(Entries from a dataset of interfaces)
#####

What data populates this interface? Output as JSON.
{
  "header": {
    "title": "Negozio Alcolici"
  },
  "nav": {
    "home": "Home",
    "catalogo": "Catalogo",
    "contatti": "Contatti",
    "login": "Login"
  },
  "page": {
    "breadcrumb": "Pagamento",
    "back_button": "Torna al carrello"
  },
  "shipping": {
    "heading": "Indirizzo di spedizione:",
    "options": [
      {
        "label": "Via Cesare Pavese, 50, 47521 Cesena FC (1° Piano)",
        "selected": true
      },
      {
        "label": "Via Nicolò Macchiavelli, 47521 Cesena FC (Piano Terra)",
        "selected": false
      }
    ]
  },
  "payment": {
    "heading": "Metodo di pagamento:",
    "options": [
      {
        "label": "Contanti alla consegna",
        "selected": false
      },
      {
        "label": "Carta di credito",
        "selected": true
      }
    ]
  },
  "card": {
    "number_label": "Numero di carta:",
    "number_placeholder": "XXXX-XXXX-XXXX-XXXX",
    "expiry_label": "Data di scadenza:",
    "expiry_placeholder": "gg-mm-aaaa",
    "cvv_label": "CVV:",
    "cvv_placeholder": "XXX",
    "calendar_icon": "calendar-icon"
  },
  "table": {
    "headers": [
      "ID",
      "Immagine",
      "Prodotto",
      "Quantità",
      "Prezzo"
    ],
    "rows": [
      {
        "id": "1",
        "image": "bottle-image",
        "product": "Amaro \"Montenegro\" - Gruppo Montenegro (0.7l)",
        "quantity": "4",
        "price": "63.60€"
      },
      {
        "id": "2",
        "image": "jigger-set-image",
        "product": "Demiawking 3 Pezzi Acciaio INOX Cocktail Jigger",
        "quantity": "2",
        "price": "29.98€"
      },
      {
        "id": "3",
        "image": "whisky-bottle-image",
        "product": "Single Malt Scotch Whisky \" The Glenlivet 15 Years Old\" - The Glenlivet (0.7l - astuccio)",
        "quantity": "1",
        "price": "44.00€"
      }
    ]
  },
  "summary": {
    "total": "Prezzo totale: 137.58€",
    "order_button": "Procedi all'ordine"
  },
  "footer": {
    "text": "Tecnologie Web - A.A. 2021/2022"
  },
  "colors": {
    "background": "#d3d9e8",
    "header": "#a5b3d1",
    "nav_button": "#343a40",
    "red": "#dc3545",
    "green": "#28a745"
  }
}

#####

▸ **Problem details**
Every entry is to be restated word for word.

▸ **Exercise result**
What data populates this interface? Output as JSON.
{
  "header": {
    "title": "Negozio Alcolici"
  },
  "nav": {
    "home": "Home",
    "catalogo": "Catalogo",
    "contatti": "Contatti",
    "login": "Login"
  },
  "page": {
    "breadcrumb": "Pagamento",
    "back_button": "Torna al carrello"
  },
  "shipping": {
    "heading": "Indirizzo di spedizione:",
    "options": [
      {
        "label": "Via Cesare Pavese, 50, 47521 Cesena FC (1° Piano)",
        "selected": true
      },
      {
        "label": "Via Nicolò Macchiavelli, 47521 Cesena FC (Piano Terra)",
        "selected": false
      }
    ]
  },
  "payment": {
    "heading": "Metodo di pagamento:",
    "options": [
      {
        "label": "Contanti alla consegna",
        "selected": false
      },
      {
        "label": "Carta di credito",
        "selected": true
      }
    ]
  },
  "card": {
    "number_label": "Numero di carta:",
    "number_placeholder": "XXXX-XXXX-XXXX-XXXX",
    "expiry_label": "Data di scadenza:",
    "expiry_placeholder": "gg-mm-aaaa",
    "cvv_label": "CVV:",
    "cvv_placeholder": "XXX",
    "calendar_icon": "calendar-icon"
  },
  "table": {
    "headers": [
      "ID",
      "Immagine",
      "Prodotto",
      "Quantità",
      "Prezzo"
    ],
    "rows": [
      {
        "id": "1",
        "image": "bottle-image",
        "product": "Amaro \"Montenegro\" - Gruppo Montenegro (0.7l)",
        "quantity": "4",
        "price": "63.60€"
      },
      {
        "id": "2",
        "image": "jigger-set-image",
        "product": "Demiawking 3 Pezzi Acciaio INOX Cocktail Jigger",
        "quantity": "2",
        "price": "29.98€"
      },
      {
        "id": "3",
        "image": "whisky-bottle-image",
        "product": "Single Malt Scotch Whisky \" The Glenlivet 15 Years Old\" - The Glenlivet (0.7l - astuccio)",
        "quantity": "1",
        "price": "44.00€"
      }
    ]
  },
  "summary": {
    "total": "Prezzo totale: 137.58€",
    "order_button": "Procedi all'ordine"
  },
  "footer": {
    "text": "Tecnologie Web - A.A. 2021/2022"
  },
  "colors": {
    "background": "#d3d9e8",
    "header": "#a5b3d1",
    "nav_button": "#343a40",
    "red": "#dc3545",
    "green": "#28a745"
  }
}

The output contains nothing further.